Data records
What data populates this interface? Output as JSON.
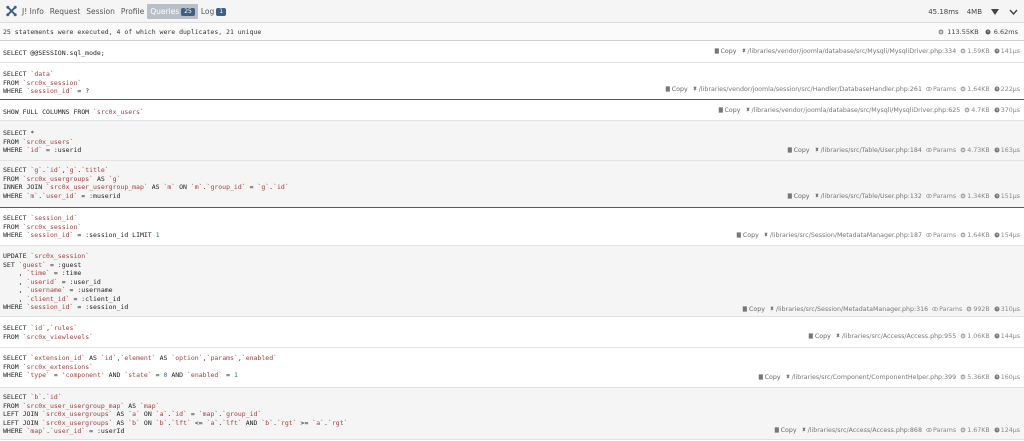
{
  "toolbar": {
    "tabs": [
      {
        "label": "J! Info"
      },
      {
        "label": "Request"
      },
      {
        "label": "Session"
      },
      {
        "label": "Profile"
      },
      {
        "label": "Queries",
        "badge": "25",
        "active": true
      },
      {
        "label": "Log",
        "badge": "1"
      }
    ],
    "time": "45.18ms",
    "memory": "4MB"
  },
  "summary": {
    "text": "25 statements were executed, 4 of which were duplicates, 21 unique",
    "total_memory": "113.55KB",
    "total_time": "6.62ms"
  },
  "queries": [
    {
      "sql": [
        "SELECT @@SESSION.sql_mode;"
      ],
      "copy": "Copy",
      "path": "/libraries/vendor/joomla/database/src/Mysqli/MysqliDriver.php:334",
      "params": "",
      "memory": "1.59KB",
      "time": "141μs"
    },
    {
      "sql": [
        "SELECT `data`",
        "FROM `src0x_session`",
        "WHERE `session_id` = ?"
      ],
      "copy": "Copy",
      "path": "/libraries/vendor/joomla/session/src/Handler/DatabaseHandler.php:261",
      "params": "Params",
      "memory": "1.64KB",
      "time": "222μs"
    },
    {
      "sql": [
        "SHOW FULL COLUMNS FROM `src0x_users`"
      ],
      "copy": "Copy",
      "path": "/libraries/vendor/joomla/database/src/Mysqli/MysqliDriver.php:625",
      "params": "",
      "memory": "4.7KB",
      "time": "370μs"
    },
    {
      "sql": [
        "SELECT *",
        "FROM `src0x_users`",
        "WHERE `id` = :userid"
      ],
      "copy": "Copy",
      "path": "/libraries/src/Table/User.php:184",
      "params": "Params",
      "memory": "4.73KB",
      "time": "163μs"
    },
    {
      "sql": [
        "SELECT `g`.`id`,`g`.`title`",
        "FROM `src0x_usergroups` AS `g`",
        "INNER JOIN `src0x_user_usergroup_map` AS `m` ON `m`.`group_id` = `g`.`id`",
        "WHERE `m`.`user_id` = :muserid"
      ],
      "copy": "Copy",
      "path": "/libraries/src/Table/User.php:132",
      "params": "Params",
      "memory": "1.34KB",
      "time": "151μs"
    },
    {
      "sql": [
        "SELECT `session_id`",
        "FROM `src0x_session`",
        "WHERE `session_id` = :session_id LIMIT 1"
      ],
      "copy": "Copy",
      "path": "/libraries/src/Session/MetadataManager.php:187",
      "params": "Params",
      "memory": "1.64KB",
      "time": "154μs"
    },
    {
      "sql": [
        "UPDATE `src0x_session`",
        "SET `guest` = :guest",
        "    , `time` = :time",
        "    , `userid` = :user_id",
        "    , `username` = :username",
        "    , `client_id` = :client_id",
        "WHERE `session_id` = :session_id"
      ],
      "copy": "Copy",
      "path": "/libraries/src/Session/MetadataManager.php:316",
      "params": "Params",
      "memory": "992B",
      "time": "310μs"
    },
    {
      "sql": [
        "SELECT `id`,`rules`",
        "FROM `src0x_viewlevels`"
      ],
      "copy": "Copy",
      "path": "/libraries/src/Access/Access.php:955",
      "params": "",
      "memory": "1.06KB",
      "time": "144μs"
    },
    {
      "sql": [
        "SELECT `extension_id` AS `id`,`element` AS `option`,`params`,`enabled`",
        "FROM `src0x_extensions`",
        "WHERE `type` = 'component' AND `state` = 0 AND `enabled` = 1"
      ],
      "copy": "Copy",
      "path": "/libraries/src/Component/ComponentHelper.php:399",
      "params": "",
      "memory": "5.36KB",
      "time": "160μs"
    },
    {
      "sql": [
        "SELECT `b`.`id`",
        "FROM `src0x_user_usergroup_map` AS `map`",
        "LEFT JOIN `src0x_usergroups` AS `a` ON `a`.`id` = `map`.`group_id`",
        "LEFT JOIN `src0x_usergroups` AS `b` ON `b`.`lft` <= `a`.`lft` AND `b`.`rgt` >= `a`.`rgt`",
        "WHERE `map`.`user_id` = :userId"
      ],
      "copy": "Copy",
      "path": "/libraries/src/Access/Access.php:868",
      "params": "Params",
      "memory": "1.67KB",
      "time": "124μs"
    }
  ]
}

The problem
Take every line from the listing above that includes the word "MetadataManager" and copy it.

Task output
      "path": "/libraries/src/Session/MetadataManager.php:187",
      "path": "/libraries/src/Session/MetadataManager.php:316",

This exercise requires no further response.